State and local governments are continually called on to do more with less. Not only must they strive to satisfy a constituency that expects self-service, on-demand services, and to always be connected, they must do so in the face of a reduced staff and constrained budgets.
A 2015 Gartner report states that “a digital strategy for government, whether at a national or agency level, is critical in driving productivity, engagement and innovation. As technology continues to offer new and often revolutionary options in service delivery, citizens are increasingly comparing their experience in the commercial arena with that of government. The nature of this new competitive tension is often keenly felt by the government CIO when challenged to explain those differences.”
Developing a digital strategy is challenging for government agencies. As government IT infrastructure ages and public pressure to innovate increases, the need to embrace a digital strategy has become even more critical, especially as governments are challenged to:
- Balance both incremental and transformative change. With many legacy systems still in place, government infrastructure was not built for the cloud and changes will need to be made incrementally. In addition, a digital architecture with a shared-resources model allows for agencies to lower costs, but also makes procurement, security and management more complex.
- Put constituents’ needs front and center. Meeting constituents needs by implementing innovative products and services, monitoring usage and customer experience, and retailoring the approach will ensure agencies efficiently and cost-effectively meet expectations — today, weeks, months and years down the road.
- Nurture cross-departmental innovation. Innovation in government often happens in silos, where a lack of input and buy-in often leave agencies vulnerable to budget cuts. Adopting a cloud strategy throughout the government ensures that all departments can participate and add their expertise to any new processes or services.

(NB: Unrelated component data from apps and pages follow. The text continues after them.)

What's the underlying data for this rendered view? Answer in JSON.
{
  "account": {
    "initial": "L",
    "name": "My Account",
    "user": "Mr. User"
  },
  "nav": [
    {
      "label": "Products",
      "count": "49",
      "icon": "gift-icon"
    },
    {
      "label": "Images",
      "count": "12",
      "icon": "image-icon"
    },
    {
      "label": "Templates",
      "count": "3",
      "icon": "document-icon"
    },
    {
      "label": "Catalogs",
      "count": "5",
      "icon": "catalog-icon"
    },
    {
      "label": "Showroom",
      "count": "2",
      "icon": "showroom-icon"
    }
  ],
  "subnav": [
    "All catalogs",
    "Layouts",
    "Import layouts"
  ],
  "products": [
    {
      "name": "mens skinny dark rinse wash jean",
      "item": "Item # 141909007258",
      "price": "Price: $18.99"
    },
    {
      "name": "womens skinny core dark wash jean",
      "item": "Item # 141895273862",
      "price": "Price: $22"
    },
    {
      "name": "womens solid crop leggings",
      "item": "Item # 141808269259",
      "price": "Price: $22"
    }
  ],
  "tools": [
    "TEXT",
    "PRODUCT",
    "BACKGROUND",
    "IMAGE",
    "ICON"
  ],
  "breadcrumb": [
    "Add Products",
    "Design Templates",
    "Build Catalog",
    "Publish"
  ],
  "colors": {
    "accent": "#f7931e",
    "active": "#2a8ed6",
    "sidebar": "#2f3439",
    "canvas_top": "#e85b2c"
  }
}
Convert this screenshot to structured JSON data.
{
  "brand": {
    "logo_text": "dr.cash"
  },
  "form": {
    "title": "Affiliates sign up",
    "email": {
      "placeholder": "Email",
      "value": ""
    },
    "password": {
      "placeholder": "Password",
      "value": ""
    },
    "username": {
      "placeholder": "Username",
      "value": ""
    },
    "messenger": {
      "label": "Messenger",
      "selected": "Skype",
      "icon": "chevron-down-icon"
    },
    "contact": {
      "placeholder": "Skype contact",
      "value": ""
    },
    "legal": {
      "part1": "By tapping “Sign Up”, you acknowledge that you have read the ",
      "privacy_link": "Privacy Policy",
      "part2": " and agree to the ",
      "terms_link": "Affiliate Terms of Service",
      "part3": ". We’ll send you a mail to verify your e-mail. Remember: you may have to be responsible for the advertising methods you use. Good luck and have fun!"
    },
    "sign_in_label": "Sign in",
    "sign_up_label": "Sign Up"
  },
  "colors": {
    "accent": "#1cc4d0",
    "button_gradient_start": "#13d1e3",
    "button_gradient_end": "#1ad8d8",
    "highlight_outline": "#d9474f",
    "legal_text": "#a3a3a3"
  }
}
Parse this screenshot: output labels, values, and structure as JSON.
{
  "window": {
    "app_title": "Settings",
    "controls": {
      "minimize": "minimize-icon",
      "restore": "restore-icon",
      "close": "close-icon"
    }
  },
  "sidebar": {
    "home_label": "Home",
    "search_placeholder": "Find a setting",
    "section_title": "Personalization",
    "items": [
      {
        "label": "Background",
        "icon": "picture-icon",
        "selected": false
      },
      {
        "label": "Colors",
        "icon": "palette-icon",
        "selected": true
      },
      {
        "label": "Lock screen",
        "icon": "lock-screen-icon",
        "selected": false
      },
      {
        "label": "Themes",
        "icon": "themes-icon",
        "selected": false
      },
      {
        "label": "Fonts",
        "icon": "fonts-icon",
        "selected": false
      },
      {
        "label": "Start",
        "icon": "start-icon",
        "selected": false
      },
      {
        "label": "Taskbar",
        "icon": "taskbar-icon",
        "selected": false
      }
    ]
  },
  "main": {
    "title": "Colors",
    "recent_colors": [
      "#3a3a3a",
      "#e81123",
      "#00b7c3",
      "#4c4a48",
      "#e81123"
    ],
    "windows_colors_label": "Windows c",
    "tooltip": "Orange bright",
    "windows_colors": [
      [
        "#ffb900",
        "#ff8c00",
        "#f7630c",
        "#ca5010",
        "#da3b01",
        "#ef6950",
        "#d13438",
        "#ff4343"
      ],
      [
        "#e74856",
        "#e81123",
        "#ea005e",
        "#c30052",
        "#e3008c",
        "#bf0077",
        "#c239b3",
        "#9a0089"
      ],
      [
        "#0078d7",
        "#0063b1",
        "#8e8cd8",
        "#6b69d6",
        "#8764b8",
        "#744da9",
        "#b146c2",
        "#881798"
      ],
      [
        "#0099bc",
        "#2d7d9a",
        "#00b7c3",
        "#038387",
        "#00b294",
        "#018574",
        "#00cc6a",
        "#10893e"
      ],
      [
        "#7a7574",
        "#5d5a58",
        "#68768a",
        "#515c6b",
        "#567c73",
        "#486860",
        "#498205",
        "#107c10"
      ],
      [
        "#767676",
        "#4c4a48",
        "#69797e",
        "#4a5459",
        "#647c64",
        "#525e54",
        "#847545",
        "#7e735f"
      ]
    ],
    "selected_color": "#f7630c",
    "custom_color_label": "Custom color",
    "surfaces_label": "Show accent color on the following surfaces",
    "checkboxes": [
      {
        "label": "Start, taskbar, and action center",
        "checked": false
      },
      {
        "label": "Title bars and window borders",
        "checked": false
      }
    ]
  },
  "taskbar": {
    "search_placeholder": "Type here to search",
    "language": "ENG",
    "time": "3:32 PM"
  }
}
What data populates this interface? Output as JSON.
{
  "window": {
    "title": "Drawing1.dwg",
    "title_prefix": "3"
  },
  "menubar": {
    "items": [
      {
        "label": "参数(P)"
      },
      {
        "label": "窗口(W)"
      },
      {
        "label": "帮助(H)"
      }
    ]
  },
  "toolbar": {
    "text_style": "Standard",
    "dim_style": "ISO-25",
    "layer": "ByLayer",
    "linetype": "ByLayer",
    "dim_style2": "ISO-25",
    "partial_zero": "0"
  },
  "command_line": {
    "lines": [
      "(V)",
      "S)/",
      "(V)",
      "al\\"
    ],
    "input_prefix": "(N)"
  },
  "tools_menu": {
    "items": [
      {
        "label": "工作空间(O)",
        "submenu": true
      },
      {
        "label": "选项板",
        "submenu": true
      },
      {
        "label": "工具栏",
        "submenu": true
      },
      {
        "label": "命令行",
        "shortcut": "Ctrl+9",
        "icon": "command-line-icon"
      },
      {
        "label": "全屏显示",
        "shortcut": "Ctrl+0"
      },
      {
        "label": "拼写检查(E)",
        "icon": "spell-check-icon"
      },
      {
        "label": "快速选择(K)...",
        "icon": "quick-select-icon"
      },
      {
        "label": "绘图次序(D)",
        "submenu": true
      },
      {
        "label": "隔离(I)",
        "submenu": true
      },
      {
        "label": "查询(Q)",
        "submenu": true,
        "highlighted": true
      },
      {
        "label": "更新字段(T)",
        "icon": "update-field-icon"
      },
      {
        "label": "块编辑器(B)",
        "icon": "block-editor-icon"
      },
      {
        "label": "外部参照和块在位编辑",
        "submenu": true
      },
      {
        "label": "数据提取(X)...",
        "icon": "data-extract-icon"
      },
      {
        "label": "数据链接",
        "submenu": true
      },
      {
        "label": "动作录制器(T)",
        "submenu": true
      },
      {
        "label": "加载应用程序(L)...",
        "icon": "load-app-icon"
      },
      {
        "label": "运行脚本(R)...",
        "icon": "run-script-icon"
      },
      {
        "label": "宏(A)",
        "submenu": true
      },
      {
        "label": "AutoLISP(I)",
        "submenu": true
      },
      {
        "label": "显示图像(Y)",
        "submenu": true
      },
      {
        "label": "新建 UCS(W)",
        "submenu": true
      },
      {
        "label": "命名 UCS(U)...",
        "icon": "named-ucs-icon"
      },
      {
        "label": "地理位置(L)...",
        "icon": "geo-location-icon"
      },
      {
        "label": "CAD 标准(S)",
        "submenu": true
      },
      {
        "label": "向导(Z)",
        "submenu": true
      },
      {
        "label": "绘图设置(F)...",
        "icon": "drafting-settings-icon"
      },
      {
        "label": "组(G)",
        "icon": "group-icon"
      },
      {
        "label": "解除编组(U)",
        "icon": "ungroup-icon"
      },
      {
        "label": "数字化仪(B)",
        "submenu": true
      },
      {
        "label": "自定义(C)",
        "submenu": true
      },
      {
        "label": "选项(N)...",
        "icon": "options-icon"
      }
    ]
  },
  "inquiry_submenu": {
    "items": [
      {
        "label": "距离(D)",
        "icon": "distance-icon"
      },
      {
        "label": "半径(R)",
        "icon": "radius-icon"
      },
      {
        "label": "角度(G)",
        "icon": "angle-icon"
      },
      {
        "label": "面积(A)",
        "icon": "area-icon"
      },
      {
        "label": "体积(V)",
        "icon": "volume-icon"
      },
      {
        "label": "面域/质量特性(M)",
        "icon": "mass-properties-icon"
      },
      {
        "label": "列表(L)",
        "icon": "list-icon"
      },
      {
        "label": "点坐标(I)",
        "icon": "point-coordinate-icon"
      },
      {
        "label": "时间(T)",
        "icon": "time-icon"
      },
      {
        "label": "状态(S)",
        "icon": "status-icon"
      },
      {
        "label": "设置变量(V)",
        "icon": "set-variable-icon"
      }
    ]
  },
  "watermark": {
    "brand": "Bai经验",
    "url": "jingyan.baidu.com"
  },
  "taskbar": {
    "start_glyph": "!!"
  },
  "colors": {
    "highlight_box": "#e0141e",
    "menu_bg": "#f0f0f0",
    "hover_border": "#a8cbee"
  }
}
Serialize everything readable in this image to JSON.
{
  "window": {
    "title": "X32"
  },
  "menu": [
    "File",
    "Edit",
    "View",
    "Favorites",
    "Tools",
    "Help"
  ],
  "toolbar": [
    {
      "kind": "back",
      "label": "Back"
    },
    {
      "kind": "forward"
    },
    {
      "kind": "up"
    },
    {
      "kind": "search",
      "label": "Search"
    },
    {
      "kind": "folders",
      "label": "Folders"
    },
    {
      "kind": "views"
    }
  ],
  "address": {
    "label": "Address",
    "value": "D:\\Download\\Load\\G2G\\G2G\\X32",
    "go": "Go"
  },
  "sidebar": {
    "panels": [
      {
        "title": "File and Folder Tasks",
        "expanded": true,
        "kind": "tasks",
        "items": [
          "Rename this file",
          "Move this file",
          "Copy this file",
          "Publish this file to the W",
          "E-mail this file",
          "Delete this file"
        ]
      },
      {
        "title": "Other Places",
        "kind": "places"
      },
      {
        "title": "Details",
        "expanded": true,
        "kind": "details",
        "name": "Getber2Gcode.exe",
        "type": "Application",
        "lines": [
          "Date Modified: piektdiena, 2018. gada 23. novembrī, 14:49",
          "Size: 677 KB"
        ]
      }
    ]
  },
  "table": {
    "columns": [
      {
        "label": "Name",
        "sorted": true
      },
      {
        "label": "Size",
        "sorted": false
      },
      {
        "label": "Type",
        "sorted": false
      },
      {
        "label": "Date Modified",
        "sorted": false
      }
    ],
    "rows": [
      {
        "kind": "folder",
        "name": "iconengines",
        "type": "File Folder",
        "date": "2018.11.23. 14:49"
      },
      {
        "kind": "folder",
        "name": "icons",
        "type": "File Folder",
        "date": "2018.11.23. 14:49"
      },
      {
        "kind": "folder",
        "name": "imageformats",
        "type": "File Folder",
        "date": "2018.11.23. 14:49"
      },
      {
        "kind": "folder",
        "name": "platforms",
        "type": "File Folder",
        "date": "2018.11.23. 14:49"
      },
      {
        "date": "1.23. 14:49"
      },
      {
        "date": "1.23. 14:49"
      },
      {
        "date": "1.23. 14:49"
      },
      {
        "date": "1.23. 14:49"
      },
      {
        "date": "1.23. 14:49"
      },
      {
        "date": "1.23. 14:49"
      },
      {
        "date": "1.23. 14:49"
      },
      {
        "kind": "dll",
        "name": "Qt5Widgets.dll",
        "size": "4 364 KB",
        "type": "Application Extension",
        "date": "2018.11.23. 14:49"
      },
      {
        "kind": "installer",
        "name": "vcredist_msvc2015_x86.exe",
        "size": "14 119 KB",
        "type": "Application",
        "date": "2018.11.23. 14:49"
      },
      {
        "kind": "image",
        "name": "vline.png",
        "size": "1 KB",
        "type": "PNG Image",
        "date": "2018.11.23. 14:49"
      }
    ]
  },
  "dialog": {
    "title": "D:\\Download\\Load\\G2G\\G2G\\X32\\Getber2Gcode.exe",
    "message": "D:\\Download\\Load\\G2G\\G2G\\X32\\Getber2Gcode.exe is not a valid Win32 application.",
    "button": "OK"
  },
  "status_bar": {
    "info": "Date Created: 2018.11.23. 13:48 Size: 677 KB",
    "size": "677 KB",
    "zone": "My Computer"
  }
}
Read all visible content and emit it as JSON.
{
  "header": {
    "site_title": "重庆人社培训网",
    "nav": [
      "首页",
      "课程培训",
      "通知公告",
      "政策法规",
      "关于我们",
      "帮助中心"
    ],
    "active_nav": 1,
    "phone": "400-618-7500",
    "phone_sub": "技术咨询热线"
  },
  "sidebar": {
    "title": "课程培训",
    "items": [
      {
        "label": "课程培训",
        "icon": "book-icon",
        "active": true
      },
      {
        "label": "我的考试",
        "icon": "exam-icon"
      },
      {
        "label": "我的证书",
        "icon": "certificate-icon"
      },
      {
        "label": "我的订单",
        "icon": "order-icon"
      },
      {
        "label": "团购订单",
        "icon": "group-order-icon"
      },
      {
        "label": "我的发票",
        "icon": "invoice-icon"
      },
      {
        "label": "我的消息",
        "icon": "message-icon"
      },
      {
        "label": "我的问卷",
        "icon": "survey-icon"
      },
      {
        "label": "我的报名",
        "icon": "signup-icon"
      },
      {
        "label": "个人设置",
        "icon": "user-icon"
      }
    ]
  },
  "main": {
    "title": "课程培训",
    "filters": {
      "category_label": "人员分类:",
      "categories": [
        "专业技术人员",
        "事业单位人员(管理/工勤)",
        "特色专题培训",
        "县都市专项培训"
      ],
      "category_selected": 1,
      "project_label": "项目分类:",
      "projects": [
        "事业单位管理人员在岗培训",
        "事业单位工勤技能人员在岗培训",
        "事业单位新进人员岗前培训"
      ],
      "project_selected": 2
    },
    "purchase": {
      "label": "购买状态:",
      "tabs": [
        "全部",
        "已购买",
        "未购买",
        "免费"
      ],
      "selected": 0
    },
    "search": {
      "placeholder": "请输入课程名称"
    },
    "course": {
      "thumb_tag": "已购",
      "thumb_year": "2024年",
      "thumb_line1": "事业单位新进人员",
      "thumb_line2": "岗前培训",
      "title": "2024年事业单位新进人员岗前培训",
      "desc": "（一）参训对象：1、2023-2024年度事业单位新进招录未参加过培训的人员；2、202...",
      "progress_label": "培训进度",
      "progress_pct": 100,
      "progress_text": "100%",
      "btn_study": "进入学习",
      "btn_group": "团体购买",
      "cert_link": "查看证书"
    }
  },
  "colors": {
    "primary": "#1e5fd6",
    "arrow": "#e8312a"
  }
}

- Improve security. Rising digital threats such as malware and ransomware are becoming increasingly complex, just as government IT budgets continue to be underfunded. In fact, while the private sector spends 10% of its IT budget on security, the average state or local government spends less than 5%. Securing sensitive data needs to be a higher priority across all government agencies.
As governments look to digitally transform operations in order to better serve constituents and reduce costs, many are turning to:
- The cloud: Cloud platforms offer governments with greater flexibility and efficiency, without the need for huge capital outlays. In addition, recent strides in security make the cloud a more viable option for government.
- Services-as-a-platform: Many state and local governments are restructuring systems so that all agencies can participate and use shared capabilities and common IT processes, such as call centers, to improve overall efficiencies and increase performance.
- Social collaboration: Forward-leaning government agencies are turning to social media as a cost-effective way to listen, respond and interact with constituents, fostering trust and stronger relationships.
- Internet of Things (IoT): IoT devices and applications can improve efficiencies and service delivery through better data collection. For example, many cities and towns are outfitting key infrastructure with smart sensors to collect, use and act on real-time data for traffic control, water leaks and much more.
To meet the challenges in driving forth a digital strategy, it’s important for government CIOs to understand employee and constituent expectations in the current digital age and promote its importance to government executives, elected officials and key stakeholders.
OneNeck IT Solutions understands the challenges state and local governments face in transforming IT to meet today’s connected, on-demand and self-service culture. OneNeck follows best practices to improve the delivery, security and processes of your public sector operations while meeting budget constraints.